Posted on August 15, 2023

Arlington National Cemetery Wants to Know What You Think About Removing Its Confederate Memorial

Blake Stilwell,, August 10, 2023

In 1914, President Woodrow Wilson unveiled the Confederate Memorial at Arlington National Cemetery. Created by Confederate veteran Moses Jacob Ezekiel, the 32-foot-tall monument features a large bronze statue of a woman holding a laurel wreath, a plow stock and a pruning hook, representing “the South,” atop a granite base.

On that base is the Biblical verse,” And they shall beat their swords into plough-shares and their spears into pruning hooks.” It also features images from both mythology and those of Southern soldiers and civilians. These include a Black slave woman holding a white soldier’s baby, along with a life-size image of an enslaved man following his owner off to war, among others.

“The elaborately designed monument offers a nostalgic, mythologized vision of the Confederacy, including highly sanitized depictions of slavery,” according to the Arlington National Cemetery website.

In 2021, Congress passed the National Defense Authorization Act, which included a provision for the creation of the Naming Commission, which directs the defense secretary to “remove all names, symbols, displays, monuments and paraphernalia that honor or commemorate the Confederate States of America … or any person who served voluntarily with the Confederate States of America from all assets of the Department of Defense.”

As part of that provision, Arlington National Cemetery is preparing to remove the Confederate Memorial, which sits at the center of the cemetery’s Confederate section.

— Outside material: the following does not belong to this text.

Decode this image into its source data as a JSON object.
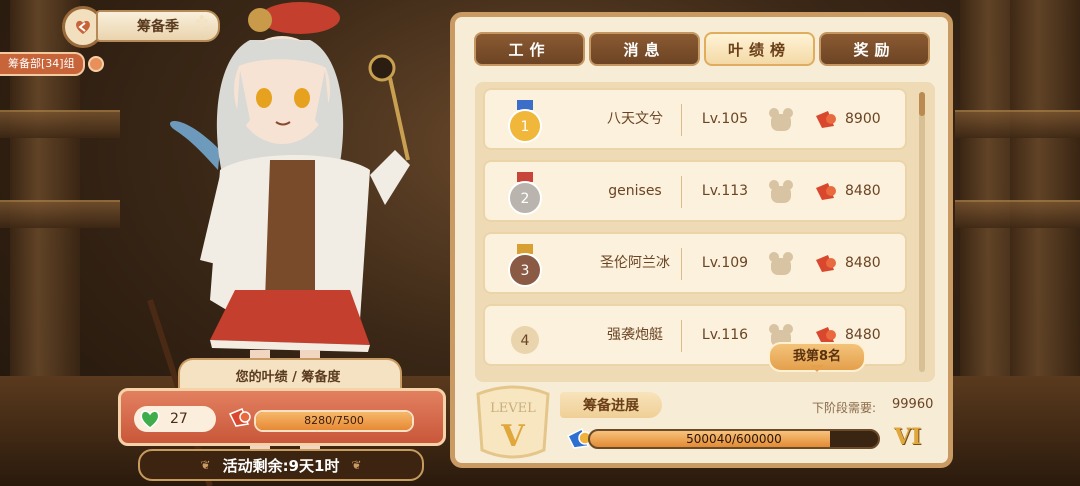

For the next 30 days, the cemetery is soliciting comments from the public as a part of that process.

Arlington National Cemetery was established during the Civil War, on the land confiscated from Confederate Gen. Robert E. Lee {snip}


Though lawsuits to prevent its relocation are ongoing, the cemetery is already planning for that relocation, but is inviting the public to provide feedback on “alternatives that will avoid, minimize or mitigate adverse effects of the monument’s removal.”


To submit a comment to Arlington National Cemetery’s Confederate Memorial Removal Environmental Impact Statement, visit the website and fill out the electronic form by 11:59 p.m. on Sept. 2, 2023.